In conventional theatre there are frequent - and irritating - longueurs sets are changed, but the beauty of a site-specific piece like Dead or Alive, cleverly staged to maximise the potential of the library’s layout, is that those clunky scene changes are absent. Instead, the audience is gently herded to the next scene, a device that ensures continuity and a sense of involvement, and maintains the suspension of disbelief.
A big element in the Feral ethos is the commitment to doing extraordinary things in ordinary places, and with Dead or Alive they’ve maintained an enviable record for transforming familiar sites into something entirely other, and using the library (and Booth’s Bookshop in Hay as they will during festival week) with its thousands of books, creates a fitting backdrop for a production with great literary origins. Garrick House car park has never seemed quite the same since Feral Productions staged their first work, Locked, there and last year’s Shattered saw the RNC transformed. With a change of approach, and no less ingenuity, the library has now undergone a similarly impressive metamorphosis.
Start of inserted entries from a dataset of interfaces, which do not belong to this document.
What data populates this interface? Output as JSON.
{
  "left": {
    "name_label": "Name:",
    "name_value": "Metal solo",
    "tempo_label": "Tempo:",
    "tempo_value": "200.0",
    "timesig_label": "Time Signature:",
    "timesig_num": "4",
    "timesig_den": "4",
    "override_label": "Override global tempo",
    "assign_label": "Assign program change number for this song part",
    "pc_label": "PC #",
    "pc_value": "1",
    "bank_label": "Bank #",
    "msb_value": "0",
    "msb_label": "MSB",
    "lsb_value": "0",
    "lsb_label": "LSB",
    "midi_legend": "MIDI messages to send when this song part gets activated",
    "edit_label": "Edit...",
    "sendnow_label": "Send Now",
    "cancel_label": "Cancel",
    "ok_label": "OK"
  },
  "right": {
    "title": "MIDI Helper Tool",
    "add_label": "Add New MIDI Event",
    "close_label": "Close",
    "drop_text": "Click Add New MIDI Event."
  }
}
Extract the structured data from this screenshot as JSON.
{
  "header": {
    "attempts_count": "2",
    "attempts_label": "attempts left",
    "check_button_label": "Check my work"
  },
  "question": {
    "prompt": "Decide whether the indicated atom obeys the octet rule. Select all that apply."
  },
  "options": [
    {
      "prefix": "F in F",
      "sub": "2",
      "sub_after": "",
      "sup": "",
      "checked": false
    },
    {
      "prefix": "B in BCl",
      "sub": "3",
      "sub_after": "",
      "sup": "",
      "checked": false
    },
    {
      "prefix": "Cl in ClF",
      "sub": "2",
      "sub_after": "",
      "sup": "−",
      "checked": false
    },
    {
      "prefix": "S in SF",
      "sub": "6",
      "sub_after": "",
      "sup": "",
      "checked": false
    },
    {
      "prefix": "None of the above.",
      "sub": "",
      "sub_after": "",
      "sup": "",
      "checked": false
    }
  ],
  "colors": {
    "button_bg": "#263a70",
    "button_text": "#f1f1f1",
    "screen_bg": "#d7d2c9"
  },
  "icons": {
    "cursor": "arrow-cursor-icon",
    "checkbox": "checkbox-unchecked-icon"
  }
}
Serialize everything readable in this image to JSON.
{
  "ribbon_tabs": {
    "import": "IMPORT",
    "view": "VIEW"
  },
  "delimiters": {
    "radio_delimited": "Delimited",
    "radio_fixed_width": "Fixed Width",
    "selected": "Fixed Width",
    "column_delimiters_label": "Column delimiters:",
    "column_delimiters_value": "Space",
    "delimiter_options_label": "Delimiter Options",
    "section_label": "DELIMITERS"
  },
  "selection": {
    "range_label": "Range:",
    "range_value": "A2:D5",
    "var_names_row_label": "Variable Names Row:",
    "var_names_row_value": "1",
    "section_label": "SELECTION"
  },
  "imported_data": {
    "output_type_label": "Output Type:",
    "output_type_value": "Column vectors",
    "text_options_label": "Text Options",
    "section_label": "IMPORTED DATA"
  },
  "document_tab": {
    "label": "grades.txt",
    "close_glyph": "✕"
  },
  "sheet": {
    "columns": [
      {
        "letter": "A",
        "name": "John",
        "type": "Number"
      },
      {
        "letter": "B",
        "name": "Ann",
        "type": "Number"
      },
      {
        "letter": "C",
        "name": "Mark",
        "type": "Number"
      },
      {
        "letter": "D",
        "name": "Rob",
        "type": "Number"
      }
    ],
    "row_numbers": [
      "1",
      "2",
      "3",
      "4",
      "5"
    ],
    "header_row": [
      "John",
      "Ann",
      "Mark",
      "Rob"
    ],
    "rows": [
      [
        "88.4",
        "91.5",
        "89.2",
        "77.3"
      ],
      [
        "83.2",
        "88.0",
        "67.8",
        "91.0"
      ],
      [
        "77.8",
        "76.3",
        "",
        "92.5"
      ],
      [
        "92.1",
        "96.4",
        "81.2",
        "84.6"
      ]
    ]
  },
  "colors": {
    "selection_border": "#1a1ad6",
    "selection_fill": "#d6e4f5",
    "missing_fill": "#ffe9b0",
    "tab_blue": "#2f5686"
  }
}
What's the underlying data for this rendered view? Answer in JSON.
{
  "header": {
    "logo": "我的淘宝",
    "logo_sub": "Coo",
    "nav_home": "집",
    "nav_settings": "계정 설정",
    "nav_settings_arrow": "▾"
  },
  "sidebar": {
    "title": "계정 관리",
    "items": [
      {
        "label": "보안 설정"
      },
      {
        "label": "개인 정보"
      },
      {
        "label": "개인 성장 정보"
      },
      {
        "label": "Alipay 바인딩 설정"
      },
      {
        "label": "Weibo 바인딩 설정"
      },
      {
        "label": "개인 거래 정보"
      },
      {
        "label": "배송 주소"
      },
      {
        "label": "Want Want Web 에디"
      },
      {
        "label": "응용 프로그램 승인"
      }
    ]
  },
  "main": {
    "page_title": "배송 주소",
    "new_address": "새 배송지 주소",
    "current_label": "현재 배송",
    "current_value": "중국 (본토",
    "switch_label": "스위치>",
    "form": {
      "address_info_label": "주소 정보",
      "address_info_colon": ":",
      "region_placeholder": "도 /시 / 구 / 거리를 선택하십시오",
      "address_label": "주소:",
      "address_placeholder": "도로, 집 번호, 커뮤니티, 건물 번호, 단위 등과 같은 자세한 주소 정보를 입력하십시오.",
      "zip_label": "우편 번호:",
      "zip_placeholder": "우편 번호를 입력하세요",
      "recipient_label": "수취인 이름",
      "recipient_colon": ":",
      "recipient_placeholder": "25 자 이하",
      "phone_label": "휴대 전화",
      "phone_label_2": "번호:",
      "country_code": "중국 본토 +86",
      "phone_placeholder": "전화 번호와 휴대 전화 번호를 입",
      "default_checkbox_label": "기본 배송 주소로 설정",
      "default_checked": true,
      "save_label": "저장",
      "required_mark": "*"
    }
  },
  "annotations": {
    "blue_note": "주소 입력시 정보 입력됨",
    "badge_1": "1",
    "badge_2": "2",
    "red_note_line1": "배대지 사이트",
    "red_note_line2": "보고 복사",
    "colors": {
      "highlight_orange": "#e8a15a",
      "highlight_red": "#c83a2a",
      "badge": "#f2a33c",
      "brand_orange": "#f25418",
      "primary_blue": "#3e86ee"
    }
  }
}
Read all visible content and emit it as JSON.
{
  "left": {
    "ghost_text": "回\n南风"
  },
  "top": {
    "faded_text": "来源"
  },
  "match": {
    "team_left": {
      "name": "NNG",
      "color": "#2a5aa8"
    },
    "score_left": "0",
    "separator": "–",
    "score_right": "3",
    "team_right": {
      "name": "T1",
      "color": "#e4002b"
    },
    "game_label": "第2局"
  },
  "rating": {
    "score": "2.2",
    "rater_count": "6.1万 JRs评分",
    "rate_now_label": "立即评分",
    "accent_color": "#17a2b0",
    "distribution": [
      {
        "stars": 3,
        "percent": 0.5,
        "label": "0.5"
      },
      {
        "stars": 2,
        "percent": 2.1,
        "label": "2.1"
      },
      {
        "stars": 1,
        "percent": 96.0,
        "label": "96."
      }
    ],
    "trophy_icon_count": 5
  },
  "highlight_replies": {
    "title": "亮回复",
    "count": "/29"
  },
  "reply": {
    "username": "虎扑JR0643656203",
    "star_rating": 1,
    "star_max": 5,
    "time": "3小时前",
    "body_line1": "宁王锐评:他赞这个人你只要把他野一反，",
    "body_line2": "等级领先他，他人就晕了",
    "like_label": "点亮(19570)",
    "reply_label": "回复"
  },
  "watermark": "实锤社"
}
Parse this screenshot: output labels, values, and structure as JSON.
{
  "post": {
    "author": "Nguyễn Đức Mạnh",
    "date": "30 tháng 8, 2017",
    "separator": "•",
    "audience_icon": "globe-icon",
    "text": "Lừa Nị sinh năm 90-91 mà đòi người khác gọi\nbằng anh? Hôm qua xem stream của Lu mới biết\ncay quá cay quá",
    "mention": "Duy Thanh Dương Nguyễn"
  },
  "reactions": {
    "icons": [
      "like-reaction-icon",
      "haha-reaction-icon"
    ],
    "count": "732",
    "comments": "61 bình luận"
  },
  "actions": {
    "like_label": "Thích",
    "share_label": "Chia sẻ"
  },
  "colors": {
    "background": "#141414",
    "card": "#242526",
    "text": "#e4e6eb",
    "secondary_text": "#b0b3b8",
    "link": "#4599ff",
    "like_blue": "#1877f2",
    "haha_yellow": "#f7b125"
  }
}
Dead or Alive is at Hereford Museum and Library until Saturday, with performances tonight, Wednesday, at 8pm, and at 8pm and 9.15pm on Thursday, Friday and Saturday. To book, call The Courtyard box office on 01432 340555 or go to courtyard.org.uk. It can then be seen at Booth’s Bookshop in Hay-on-Wye from May 31 to June 9. To book, call Hay Festival box office on 01497 822629.